This story has focused on the ambition to be an artist. But you can apply the principles equally to any ambition or dream that you long for. If being true to yourself and living a more authentic life means running your own business, changing career or becoming a writer, an astronaut, a marathon runner… – then think of yourself as being or doing that thing right now. And then make your choices and take action from within that identity. eg. You may only have a business idea this instant but: what is the smallest step right now that you could take as a business owner to develop that idea? What would a business owner do tonight – blob in front of the telly or do some research into the market for their idea?
Embrace your ambition. Thumb your nose at those who might say you can’t do it. Be a rebel against your own modesty.
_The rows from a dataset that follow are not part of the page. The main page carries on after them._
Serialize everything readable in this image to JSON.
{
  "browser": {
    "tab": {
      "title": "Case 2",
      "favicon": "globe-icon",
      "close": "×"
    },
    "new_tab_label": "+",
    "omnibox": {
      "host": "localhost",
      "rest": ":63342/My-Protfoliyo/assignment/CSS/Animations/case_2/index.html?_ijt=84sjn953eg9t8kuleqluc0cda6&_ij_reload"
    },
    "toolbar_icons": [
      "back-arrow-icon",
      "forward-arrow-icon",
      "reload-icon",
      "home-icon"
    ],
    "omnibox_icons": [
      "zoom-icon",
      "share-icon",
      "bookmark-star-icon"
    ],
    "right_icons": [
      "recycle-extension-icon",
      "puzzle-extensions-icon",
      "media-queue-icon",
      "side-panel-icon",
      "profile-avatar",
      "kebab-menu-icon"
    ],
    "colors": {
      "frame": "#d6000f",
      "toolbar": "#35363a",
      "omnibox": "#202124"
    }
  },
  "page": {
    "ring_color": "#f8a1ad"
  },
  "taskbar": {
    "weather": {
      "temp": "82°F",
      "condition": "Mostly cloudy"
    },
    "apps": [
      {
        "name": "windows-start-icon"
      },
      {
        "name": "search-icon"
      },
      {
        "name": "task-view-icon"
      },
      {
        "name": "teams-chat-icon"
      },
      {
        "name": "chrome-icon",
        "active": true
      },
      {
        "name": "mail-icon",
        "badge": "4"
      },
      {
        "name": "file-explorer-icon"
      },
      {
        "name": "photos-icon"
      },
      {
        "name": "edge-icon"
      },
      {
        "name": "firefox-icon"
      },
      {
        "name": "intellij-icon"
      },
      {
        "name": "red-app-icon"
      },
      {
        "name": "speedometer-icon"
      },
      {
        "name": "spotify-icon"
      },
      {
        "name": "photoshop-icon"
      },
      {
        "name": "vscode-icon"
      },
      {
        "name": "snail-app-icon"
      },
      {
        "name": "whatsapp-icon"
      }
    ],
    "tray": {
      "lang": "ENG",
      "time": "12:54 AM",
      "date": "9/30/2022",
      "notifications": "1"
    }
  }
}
And take the next smallest action you can in achieving that ambition.
*Name and personal details changed for privacy
This is part of a series of essays collated under Rebel Heart – TEDx which documents my preparation for the TEDx Covent Garden Women event on Sat 07 Dec 2013 where I will be giving a talk called “Rebel Heart”. I write about how I came to be invited to give a TEDx talk, my process in developing the talk and the challenges I am struggling with. Also, I explore the principles and ideas that are embedded in my talk and which I hope to bring to life when I get up to speak on the day.
TEDxCoventGardenWomen will be held on 7th December 2013 in Covent Garden, London, shedding light on the issues facing women and brainstorming creative solutions to address them.
This event is part of the TEDWomen global conference held on 5th December 2013 in San Francisco, including a great line up of speakers and live entertainment.
Photo: Woman Artist to illustrate Ambition and The Art of Living an Authentic Life thanks to cosmorochester2 from flickr.com (CCL)